Hello there, half-banana men,

Today I am going to be talking (well, writing actually, but you get what I mean) about an argument used by my chaplain at school to show that god created the universe. But first I will say how proud I am to have a RE teacher like him, because he is the sorta guy who says, “Yes, evolution happened, and it was probably natural, but god set it all up at the start with the big bang.” I like those sorts of religious people, he even reckons that bio-genesis could  have occurred naturally. I almost have to put him as a non-creationist, but he did put forth an argument a few weeks ago which I think is logically invalid.

He first showed us a video, created by some young-earth, AiG supporting, genesis-is-true video company, about Adam and Eve and the garden of Eden, the story of Genesis visually. After that he proceeded to tell us, “I don’t believe that is true, I don’t think the earth is 6 000 years old, it is best to be just treated as a metaphor.” He then showed to us an outline of the story of Genesis. Here it is,
“God created the heavens and the earth.” Genesis 1:1.
He then showed us the pattern of the story of Genesis.
God created…
God created…
God created…
God created…
etc.
He then told us this:-
The story of Genesis is a story that was passed down from generation to generation through the ages, and this means that some of the details of the story were a bit off, but the main pattern of the story still holds, “God created…” The story of Genesis is not literal, but it shows us one key thing, god created the heavens and the earth.

I am going to advance my reasons for why this argument is invalid.
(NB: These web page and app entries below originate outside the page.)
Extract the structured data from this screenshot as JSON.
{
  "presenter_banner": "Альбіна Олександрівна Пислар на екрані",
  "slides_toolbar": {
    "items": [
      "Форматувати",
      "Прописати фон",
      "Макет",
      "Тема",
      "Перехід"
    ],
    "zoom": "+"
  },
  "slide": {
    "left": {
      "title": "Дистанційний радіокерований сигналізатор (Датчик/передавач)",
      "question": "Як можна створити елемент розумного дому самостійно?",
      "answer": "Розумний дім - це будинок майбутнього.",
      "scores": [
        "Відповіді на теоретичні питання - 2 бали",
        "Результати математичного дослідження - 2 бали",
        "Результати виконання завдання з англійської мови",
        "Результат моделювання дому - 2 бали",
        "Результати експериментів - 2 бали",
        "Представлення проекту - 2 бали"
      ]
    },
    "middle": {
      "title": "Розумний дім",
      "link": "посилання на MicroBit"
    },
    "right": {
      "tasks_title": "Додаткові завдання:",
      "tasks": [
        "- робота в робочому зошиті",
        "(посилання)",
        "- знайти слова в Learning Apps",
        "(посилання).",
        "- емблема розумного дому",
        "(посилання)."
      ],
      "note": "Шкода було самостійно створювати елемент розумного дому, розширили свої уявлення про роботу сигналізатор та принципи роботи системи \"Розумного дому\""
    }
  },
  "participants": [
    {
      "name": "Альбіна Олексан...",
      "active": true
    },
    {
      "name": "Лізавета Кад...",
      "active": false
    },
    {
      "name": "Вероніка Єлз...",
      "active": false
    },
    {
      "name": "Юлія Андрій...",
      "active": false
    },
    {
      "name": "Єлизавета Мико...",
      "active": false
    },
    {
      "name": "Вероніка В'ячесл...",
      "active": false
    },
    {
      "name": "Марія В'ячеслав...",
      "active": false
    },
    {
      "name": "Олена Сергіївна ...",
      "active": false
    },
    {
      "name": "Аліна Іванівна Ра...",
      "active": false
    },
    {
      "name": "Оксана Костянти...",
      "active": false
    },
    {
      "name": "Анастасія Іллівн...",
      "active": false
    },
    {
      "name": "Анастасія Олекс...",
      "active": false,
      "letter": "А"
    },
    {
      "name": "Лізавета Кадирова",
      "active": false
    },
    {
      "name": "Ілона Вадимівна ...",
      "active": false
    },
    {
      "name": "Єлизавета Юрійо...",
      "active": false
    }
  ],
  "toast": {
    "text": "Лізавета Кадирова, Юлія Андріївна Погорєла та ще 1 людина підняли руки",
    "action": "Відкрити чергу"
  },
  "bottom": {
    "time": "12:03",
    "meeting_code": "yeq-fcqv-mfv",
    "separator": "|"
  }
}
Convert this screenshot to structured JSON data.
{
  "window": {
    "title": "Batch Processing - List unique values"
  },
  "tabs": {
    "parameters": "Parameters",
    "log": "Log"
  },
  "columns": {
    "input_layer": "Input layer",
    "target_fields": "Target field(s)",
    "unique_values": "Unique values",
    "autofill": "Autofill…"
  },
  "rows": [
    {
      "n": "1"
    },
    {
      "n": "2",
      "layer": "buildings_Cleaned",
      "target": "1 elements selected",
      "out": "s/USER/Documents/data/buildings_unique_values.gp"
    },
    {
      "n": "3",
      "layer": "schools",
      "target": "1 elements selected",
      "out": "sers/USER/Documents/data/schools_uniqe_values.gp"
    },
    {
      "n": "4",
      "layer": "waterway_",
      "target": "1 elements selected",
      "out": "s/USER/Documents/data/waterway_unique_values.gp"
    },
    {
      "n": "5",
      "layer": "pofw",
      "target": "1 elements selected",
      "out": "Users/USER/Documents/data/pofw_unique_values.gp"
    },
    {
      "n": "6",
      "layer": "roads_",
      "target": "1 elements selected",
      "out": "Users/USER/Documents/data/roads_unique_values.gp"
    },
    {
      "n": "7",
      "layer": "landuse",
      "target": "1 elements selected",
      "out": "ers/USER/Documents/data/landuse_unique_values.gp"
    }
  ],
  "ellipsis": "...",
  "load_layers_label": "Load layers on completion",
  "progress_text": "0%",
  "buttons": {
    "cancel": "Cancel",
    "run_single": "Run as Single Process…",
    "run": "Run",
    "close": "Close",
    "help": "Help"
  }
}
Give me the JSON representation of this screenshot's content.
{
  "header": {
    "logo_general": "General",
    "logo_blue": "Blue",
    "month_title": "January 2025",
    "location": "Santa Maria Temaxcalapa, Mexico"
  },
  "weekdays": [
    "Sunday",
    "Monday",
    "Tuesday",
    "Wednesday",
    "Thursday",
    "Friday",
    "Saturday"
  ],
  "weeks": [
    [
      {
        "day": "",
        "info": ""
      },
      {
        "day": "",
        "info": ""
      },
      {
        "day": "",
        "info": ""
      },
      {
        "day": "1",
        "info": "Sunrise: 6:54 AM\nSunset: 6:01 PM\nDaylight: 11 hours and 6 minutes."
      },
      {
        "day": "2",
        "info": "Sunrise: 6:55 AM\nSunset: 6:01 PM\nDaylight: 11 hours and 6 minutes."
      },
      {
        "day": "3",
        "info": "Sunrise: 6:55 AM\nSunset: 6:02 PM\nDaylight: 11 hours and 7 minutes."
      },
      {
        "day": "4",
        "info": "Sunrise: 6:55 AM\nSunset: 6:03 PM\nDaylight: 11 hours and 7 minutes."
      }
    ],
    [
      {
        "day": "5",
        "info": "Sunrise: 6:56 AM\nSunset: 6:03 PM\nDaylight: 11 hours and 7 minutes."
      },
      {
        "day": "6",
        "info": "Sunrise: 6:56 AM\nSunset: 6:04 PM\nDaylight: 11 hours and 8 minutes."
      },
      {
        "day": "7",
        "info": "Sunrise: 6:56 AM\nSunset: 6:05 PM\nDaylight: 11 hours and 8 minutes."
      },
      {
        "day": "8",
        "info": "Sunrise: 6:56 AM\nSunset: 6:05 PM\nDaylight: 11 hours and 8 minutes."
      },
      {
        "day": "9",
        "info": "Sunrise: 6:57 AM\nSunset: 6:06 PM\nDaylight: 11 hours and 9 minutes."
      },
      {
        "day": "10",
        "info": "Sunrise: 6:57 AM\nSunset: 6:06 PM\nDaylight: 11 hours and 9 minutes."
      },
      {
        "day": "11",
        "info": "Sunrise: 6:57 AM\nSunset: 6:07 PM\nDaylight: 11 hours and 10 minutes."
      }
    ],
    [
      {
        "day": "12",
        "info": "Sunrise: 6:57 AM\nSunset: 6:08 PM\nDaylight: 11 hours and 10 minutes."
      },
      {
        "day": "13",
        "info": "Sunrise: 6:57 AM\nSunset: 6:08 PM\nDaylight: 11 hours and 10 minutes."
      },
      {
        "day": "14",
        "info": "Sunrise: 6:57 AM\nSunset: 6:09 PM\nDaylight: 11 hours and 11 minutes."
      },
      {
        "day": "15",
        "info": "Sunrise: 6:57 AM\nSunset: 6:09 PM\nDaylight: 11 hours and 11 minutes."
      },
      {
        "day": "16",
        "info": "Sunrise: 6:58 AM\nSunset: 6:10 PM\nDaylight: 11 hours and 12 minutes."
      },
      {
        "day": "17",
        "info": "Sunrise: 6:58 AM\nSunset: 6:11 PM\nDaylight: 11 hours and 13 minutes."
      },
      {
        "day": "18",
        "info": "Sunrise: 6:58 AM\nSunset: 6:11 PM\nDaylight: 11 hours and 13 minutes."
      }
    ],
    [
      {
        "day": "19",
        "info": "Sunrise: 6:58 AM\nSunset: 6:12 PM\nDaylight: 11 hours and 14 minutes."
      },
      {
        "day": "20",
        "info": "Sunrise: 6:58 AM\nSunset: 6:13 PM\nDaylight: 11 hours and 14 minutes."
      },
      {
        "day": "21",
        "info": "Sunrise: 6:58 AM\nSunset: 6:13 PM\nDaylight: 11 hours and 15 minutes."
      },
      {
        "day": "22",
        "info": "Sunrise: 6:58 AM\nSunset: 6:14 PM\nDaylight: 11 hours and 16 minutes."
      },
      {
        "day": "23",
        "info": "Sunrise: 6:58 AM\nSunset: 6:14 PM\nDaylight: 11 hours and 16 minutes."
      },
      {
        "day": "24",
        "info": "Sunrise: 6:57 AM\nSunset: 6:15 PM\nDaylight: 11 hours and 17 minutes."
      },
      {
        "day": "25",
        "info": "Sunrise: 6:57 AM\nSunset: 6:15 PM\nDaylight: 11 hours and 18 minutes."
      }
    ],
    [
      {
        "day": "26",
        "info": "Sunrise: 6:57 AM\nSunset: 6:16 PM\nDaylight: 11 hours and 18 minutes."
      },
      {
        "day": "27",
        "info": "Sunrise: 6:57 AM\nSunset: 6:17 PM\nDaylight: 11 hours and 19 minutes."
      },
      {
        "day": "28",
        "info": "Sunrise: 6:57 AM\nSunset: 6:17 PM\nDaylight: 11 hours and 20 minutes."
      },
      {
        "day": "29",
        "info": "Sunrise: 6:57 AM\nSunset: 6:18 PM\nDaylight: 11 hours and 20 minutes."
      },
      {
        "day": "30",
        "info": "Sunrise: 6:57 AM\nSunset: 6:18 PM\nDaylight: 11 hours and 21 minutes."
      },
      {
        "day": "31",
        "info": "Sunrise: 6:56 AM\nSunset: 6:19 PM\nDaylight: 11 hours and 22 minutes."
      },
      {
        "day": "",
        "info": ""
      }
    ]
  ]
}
First of all, I agree with one of his first major premaces, that stories change  over time, but I don’t think he has taken it to its full extent. He says that the big pattern of a story will always hold, but almost all scientific studies done on memory show that the details are not all that memory malleability keeps itself too. It can change almost anything in the story, from the timing of things or the emotions or the exact way your mother’s face looked when you smashed her vase, all the way to things like who was in the room, which vase you broke, how big the vase was, whether it was intentional or accidental, whether you used a baseball bat or a golf club. Any of those things can be changed over time with a memory.

My second objection to this argument is a logical one. My question for him was, “How was the story kick-started, who got the inside scoop that ‘goddidit’? Nobody would have been around before big bang to witness god write the rules and light the match. This question, he had no answer too because the bell was 10 minutes away and he decided it was time to pack up.

I will leave you with a quote from Josh Thomas, “As an atheist, having a Christian threaten me with hell is like having a hippy threaten to punch me in my aura.” Josh Thomas, An Australian Comedian of some note.